WHAT IS BEING ASKED — Restate the records below word for word, leaving nothing out.

DATA SUPPLIED —

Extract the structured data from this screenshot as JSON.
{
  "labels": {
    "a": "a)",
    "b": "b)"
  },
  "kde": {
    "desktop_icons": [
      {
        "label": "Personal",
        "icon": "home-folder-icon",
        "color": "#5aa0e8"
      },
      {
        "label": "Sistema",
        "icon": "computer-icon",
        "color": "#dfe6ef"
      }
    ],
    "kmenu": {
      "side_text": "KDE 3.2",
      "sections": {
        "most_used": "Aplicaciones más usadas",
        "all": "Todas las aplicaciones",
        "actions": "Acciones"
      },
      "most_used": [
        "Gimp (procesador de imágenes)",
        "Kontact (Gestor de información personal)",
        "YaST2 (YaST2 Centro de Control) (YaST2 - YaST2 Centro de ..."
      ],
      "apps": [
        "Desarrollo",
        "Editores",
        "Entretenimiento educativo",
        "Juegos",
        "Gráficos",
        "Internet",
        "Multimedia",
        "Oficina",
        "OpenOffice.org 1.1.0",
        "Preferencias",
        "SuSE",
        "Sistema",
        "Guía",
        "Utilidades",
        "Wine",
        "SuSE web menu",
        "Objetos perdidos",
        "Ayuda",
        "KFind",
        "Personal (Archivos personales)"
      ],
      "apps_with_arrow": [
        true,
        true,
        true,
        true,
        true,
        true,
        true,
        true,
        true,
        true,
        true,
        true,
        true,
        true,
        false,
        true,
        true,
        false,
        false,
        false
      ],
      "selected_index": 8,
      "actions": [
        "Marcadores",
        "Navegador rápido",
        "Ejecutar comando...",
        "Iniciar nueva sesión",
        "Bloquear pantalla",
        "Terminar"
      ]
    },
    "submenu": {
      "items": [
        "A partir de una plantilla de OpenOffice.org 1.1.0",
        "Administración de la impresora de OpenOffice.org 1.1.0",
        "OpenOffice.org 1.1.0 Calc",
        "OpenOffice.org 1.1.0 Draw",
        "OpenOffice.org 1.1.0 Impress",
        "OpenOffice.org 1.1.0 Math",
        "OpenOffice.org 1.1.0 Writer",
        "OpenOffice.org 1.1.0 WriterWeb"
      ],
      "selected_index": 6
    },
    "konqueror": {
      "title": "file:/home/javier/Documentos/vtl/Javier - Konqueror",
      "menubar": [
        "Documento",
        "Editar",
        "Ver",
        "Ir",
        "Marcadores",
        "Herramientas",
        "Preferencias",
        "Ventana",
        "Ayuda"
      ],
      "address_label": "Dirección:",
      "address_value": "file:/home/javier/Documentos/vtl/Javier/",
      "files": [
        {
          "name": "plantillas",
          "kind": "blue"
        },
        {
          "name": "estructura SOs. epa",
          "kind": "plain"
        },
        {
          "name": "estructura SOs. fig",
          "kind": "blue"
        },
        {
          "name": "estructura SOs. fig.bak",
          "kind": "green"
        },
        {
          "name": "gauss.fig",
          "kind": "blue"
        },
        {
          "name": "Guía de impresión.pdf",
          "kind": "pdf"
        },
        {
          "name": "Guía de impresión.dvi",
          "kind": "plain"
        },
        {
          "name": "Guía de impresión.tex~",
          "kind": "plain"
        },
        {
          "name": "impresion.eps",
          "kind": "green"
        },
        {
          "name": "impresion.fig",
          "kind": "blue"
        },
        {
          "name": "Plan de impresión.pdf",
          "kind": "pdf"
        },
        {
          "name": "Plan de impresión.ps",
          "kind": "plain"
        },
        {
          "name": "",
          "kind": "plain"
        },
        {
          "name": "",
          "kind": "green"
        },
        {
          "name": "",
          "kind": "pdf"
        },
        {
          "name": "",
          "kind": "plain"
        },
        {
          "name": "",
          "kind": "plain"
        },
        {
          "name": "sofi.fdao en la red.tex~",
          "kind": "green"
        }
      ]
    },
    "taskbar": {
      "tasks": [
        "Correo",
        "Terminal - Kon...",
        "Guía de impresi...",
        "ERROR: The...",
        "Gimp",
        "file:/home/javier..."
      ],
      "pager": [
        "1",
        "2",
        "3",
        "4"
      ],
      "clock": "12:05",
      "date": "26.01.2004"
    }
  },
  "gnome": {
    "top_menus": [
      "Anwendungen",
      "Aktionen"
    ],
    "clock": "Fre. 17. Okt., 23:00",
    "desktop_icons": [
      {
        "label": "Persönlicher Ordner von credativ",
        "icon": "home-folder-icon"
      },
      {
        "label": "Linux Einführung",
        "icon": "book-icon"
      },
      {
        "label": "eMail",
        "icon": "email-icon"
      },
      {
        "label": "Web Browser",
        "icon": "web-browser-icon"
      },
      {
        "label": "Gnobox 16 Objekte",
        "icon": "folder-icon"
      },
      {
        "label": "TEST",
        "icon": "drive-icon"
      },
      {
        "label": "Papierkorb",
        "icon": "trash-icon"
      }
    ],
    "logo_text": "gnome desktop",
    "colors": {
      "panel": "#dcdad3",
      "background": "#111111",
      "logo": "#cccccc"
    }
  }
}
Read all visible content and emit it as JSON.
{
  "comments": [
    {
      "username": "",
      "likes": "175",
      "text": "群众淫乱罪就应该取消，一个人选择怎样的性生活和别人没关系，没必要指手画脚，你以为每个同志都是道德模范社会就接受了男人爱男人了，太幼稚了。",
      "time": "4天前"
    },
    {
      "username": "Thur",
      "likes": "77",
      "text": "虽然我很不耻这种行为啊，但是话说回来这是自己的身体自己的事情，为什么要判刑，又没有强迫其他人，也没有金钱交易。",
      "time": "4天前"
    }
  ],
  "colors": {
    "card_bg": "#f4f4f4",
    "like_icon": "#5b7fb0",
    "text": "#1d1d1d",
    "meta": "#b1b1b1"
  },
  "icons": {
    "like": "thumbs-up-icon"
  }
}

SOLUTION —
Extract the structured data from this screenshot as JSON.
{
  "labels": {
    "a": "a)",
    "b": "b)"
  },
  "kde": {
    "desktop_icons": [
      {
        "label": "Personal",
        "icon": "home-folder-icon",
        "color": "#5aa0e8"
      },
      {
        "label": "Sistema",
        "icon": "computer-icon",
        "color": "#dfe6ef"
      }
    ],
    "kmenu": {
      "side_text": "KDE 3.2",
      "sections": {
        "most_used": "Aplicaciones más usadas",
        "all": "Todas las aplicaciones",
        "actions": "Acciones"
      },
      "most_used": [
        "Gimp (procesador de imágenes)",
        "Kontact (Gestor de información personal)",
        "YaST2 (YaST2 Centro de Control) (YaST2 - YaST2 Centro de ..."
      ],
      "apps": [
        "Desarrollo",
        "Editores",
        "Entretenimiento educativo",
        "Juegos",
        "Gráficos",
        "Internet",
        "Multimedia",
        "Oficina",
        "OpenOffice.org 1.1.0",
        "Preferencias",
        "SuSE",
        "Sistema",
        "Guía",
        "Utilidades",
        "Wine",
        "SuSE web menu",
        "Objetos perdidos",
        "Ayuda",
        "KFind",
        "Personal (Archivos personales)"
      ],
      "apps_with_arrow": [
        true,
        true,
        true,
        true,
        true,
        true,
        true,
        true,
        true,
        true,
        true,
        true,
        true,
        true,
        false,
        true,
        true,
        false,
        false,
        false
      ],
      "selected_index": 8,
      "actions": [
        "Marcadores",
        "Navegador rápido",
        "Ejecutar comando...",
        "Iniciar nueva sesión",
        "Bloquear pantalla",
        "Terminar"
      ]
    },
    "submenu": {
      "items": [
        "A partir de una plantilla de OpenOffice.org 1.1.0",
        "Administración de la impresora de OpenOffice.org 1.1.0",
        "OpenOffice.org 1.1.0 Calc",
        "OpenOffice.org 1.1.0 Draw",
        "OpenOffice.org 1.1.0 Impress",
        "OpenOffice.org 1.1.0 Math",
        "OpenOffice.org 1.1.0 Writer",
        "OpenOffice.org 1.1.0 WriterWeb"
      ],
      "selected_index": 6
    },
    "konqueror": {
      "title": "file:/home/javier/Documentos/vtl/Javier - Konqueror",
      "menubar": [
        "Documento",
        "Editar",
        "Ver",
        "Ir",
        "Marcadores",
        "Herramientas",
        "Preferencias",
        "Ventana",
        "Ayuda"
      ],
      "address_label": "Dirección:",
      "address_value": "file:/home/javier/Documentos/vtl/Javier/",
      "files": [
        {
          "name": "plantillas",
          "kind": "blue"
        },
        {
          "name": "estructura SOs. epa",
          "kind": "plain"
        },
        {
          "name": "estructura SOs. fig",
          "kind": "blue"
        },
        {
          "name": "estructura SOs. fig.bak",
          "kind": "green"
        },
        {
          "name": "gauss.fig",
          "kind": "blue"
        },
        {
          "name": "Guía de impresión.pdf",
          "kind": "pdf"
        },
        {
          "name": "Guía de impresión.dvi",
          "kind": "plain"
        },
        {
          "name": "Guía de impresión.tex~",
          "kind": "plain"
        },
        {
          "name": "impresion.eps",
          "kind": "green"
        },
        {
          "name": "impresion.fig",
          "kind": "blue"
        },
        {
          "name": "Plan de impresión.pdf",
          "kind": "pdf"
        },
        {
          "name": "Plan de impresión.ps",
          "kind": "plain"
        },
        {
          "name": "",
          "kind": "plain"
        },
        {
          "name": "",
          "kind": "green"
        },
        {
          "name": "",
          "kind": "pdf"
        },
        {
          "name": "",
          "kind": "plain"
        },
        {
          "name": "",
          "kind": "plain"
        },
        {
          "name": "sofi.fdao en la red.tex~",
          "kind": "green"
        }
      ]
    },
    "taskbar": {
      "tasks": [
        "Correo",
        "Terminal - Kon...",
        "Guía de impresi...",
        "ERROR: The...",
        "Gimp",
        "file:/home/javier..."
      ],
      "pager": [
        "1",
        "2",
        "3",
        "4"
      ],
      "clock": "12:05",
      "date": "26.01.2004"
    }
  },
  "gnome": {
    "top_menus": [
      "Anwendungen",
      "Aktionen"
    ],
    "clock": "Fre. 17. Okt., 23:00",
    "desktop_icons": [
      {
        "label": "Persönlicher Ordner von credativ",
        "icon": "home-folder-icon"
      },
      {
        "label": "Linux Einführung",
        "icon": "book-icon"
      },
      {
        "label": "eMail",
        "icon": "email-icon"
      },
      {
        "label": "Web Browser",
        "icon": "web-browser-icon"
      },
      {
        "label": "Gnobox 16 Objekte",
        "icon": "folder-icon"
      },
      {
        "label": "TEST",
        "icon": "drive-icon"
      },
      {
        "label": "Papierkorb",
        "icon": "trash-icon"
      }
    ],
    "logo_text": "gnome desktop",
    "colors": {
      "panel": "#dcdad3",
      "background": "#111111",
      "logo": "#cccccc"
    }
  }
}
Read all visible content and emit it as JSON.
{
  "comments": [
    {
      "username": "",
      "likes": "175",
      "text": "群众淫乱罪就应该取消，一个人选择怎样的性生活和别人没关系，没必要指手画脚，你以为每个同志都是道德模范社会就接受了男人爱男人了，太幼稚了。",
      "time": "4天前"
    },
    {
      "username": "Thur",
      "likes": "77",
      "text": "虽然我很不耻这种行为啊，但是话说回来这是自己的身体自己的事情，为什么要判刑，又没有强迫其他人，也没有金钱交易。",
      "time": "4天前"
    }
  ],
  "colors": {
    "card_bg": "#f4f4f4",
    "like_icon": "#5b7fb0",
    "text": "#1d1d1d",
    "meta": "#b1b1b1"
  },
  "icons": {
    "like": "thumbs-up-icon"
  }
}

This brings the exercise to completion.